--- TASK BRIEF ---
Down to the last line, print the entries below exactly, and keep every picture out of the copy.
[SUPPLIED DATA Boundary: Start]
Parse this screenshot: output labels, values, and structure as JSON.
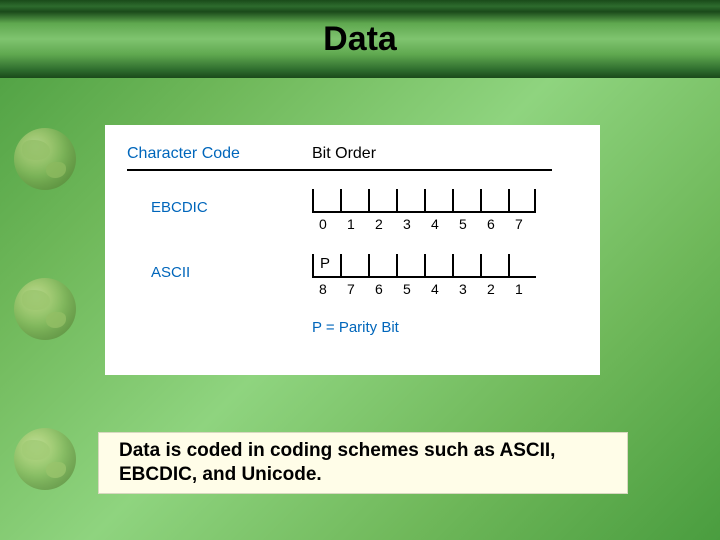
{
  "title": "Data",
  "diagram": {
    "header_col1": "Character Code",
    "header_col2": "Bit Order",
    "rows": [
      {
        "label": "EBCDIC",
        "bits": [
          "0",
          "1",
          "2",
          "3",
          "4",
          "5",
          "6",
          "7"
        ],
        "parity_mark": ""
      },
      {
        "label": "ASCII",
        "bits": [
          "8",
          "7",
          "6",
          "5",
          "4",
          "3",
          "2",
          "1"
        ],
        "parity_mark": "P"
      }
    ],
    "parity_note": "P = Parity Bit"
  },
  "caption": "Data is coded in coding schemes such as ASCII, EBCDIC, and Unicode."
}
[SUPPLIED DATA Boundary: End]
--- ANSWER FOR THE TASK ---
Parse this screenshot: output labels, values, and structure as JSON.
{
  "title": "Data",
  "diagram": {
    "header_col1": "Character Code",
    "header_col2": "Bit Order",
    "rows": [
      {
        "label": "EBCDIC",
        "bits": [
          "0",
          "1",
          "2",
          "3",
          "4",
          "5",
          "6",
          "7"
        ],
        "parity_mark": ""
      },
      {
        "label": "ASCII",
        "bits": [
          "8",
          "7",
          "6",
          "5",
          "4",
          "3",
          "2",
          "1"
        ],
        "parity_mark": "P"
      }
    ],
    "parity_note": "P = Parity Bit"
  },
  "caption": "Data is coded in coding schemes such as ASCII, EBCDIC, and Unicode."
}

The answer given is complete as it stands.